- Control Portions: Regardless of the food type, portion control is crucial. Always measure your dog’s food using a measuring cup and follow feeding guidelines. Remember, these guidelines are usually based on active dogs, so you might need to adjust downwards for less active or overweight dogs.
- Hydration: Ensure your dog has access to fresh water at all times. A hydrated dog has a better functioning metabolism and fewer health issues.
- Homemade Diets: Some owners opt to make their dog’s food at home. If you’re considering this, consult a veterinarian or pet nutritionist to ensure your dog gets a balanced diet.
Food to Avoid for an Overweight French Bulldog
- High-Fat Foods: Avoid fatty cuts of meat, bacon or bacon grease, fried foods, and excessive amounts of butter and oils.
- High-Calorie Treats: Limit commercial treats that are calorie-dense. Be cautious with biscuits and cookies that contain added sugars and fats.
- Sugary Foods: Clear sweets, candies, desserts, and baked goods. Remember, chocolate is toxic to dogs, so it’s not just about weight management but overall safety. Avoid any food or treat with added sugars.
- Grains and Fillers: While some grains are fine for many dogs, cheaper dog foods often use low-quality grains and fillers that can contribute to weight gain without providing much nutritional value.
- Table Scraps and Human Food: Avoid feeding your French Bulldog from the table. Many human foods are not only calorie-dense but can also contain ingredients that are harmful or toxic to dogs.
- Salt and Sodium: Excessive salt can be harmful to dogs, leading to increased thirst and urination and even sodium ion poisoning in extreme cases. Avoid foods and treats with high salt content.
Tips to Prevent Your French Bulldog from Becoming Overweight
- Feed a balanced, high-quality dog food.
- Measure portions using a measuring cup.
- Limit treats and choose low-calorie options.

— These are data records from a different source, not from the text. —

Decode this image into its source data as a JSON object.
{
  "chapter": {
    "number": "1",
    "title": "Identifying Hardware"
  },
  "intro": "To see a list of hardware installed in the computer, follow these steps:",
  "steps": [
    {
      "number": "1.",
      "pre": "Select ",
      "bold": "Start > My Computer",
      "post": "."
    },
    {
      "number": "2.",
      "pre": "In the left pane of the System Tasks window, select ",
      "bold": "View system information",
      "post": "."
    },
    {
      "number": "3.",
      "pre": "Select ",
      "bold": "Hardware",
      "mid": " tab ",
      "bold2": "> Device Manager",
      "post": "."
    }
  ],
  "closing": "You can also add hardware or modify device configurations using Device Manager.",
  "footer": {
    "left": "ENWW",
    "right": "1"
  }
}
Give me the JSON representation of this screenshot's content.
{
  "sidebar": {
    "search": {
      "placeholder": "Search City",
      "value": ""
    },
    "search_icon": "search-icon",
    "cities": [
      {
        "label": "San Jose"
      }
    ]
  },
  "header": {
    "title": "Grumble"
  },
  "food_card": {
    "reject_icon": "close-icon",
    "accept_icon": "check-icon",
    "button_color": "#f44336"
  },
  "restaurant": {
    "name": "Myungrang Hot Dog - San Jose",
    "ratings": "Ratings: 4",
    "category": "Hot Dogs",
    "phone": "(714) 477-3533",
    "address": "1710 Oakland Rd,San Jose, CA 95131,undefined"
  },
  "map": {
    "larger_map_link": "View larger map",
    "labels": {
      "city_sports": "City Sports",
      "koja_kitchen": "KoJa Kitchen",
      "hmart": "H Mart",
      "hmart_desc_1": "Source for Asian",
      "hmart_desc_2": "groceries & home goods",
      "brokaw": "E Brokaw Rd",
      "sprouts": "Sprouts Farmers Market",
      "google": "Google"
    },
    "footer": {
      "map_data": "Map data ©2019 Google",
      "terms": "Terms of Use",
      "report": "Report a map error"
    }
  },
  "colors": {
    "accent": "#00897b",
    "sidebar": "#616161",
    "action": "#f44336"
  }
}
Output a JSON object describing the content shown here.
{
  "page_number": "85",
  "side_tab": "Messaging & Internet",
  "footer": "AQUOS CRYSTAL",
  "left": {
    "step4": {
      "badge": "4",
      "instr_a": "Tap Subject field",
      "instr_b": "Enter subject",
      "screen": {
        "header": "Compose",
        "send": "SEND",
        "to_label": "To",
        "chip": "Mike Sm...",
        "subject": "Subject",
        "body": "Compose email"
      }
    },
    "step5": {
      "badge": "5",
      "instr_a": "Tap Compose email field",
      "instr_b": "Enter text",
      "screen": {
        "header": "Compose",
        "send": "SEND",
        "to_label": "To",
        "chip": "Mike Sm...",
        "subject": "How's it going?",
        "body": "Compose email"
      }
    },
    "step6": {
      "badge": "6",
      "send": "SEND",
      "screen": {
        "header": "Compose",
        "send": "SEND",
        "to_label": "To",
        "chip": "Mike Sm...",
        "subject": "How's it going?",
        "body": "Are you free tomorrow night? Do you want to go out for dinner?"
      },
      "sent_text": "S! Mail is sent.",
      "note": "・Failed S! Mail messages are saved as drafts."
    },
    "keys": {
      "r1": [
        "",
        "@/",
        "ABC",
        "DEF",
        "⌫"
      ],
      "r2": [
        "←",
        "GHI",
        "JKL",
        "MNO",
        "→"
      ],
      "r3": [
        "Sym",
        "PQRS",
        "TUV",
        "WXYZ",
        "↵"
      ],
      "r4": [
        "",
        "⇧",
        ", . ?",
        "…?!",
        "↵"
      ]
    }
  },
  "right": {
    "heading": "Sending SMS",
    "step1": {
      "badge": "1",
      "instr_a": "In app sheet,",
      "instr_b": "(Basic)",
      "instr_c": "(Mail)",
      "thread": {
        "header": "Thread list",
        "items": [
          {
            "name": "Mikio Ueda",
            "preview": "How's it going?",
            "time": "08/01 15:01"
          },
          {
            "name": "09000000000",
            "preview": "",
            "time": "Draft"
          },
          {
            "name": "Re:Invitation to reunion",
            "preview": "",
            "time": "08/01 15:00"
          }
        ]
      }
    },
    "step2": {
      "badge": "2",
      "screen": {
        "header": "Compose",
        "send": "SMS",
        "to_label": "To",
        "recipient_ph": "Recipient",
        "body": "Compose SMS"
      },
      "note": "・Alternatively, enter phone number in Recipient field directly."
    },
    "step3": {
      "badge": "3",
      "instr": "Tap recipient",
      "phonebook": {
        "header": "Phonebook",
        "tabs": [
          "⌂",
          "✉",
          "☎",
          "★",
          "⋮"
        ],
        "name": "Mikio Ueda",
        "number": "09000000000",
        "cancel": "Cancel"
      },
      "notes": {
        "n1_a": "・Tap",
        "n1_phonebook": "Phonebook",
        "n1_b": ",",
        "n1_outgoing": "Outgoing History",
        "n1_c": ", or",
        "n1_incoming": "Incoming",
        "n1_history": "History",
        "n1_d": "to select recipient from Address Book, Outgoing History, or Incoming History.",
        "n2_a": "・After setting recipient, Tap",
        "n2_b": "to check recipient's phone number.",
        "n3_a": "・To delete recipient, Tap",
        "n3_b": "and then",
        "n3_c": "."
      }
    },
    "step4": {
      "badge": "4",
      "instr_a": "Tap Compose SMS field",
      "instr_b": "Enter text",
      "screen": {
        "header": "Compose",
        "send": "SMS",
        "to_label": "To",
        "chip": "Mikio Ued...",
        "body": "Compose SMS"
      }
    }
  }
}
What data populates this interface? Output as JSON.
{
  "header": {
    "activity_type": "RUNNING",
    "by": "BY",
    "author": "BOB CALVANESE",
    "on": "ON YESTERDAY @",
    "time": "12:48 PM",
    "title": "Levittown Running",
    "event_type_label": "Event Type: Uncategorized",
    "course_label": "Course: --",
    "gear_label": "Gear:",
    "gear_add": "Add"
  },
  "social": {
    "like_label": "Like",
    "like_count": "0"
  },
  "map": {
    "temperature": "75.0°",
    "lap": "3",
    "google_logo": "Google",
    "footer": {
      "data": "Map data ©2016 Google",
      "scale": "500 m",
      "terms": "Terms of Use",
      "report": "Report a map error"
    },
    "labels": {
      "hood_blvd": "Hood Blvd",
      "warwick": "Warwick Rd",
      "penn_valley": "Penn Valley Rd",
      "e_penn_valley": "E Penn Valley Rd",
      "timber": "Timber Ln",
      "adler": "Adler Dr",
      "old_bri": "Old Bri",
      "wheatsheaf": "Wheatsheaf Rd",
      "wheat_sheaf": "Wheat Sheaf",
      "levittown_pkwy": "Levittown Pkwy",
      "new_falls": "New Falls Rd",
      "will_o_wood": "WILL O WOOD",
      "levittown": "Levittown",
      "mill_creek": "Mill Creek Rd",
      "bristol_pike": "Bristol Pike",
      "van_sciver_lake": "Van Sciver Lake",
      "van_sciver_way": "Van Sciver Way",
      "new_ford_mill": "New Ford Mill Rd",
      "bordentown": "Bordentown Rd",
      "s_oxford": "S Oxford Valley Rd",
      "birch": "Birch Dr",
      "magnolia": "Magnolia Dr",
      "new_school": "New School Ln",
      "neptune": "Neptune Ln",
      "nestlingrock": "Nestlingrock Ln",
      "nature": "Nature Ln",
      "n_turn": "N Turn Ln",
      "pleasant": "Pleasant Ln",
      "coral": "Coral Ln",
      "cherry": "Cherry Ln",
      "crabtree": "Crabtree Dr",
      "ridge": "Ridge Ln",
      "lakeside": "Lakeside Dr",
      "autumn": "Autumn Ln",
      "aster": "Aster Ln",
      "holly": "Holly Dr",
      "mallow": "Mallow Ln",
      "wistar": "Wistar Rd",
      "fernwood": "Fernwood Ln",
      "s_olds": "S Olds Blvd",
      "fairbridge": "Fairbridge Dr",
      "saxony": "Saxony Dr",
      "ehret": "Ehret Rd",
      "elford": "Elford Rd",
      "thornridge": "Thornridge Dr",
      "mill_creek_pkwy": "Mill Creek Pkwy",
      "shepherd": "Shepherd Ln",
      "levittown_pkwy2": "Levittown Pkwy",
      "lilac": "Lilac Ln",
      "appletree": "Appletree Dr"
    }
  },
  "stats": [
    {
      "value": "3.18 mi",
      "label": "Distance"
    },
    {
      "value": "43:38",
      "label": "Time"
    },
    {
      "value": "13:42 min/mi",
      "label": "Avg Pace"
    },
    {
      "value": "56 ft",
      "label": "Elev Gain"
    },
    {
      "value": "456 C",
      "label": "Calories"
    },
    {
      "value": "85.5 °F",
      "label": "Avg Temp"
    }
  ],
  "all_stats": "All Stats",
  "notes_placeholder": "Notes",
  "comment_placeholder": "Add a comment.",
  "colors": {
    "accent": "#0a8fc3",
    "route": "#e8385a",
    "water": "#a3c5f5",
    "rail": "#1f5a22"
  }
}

- Avoid table scraps and human snacks.
- Provide regular, moderate exercise.
- Monitor weight regularly with vet check-ups.
- Avoid free-feeding; set specific meal times.
- Increase play sessions to boost activity.
- Ensure clean water is always available.
- Gradually reduce food if weight gain is noticed.
- Limit foods with fillers and unnecessary additives.
- Engage in interactive toys to increase movement.
- Adjust diet and exercise as your dog ages.
- Consider weight management or low-calorie formulas if needed.
What does an overweight French Bulldog look like?
An overweight French Bulldog will lack definition in the waist when viewed from above and may lack an abdominal tuck when seen from the side. Their ribs will be hard to feel under a layer of fat.
At what weight is my Frenchie overweight?
The ideal weight for a French Bulldog typically ranges between 16-28 pounds (7.3-12.7 kg) depending on gender and size. If your Frenchie is within this range for an apparent medical reason, it may be overweight.
Are French Bulldog Prone to Obesity?
Yes, French Bulldogs are prone to obesity. Their compact frame and less active nature, combined with their hearty appetite, can make them susceptible to weight gain if not properly monitored.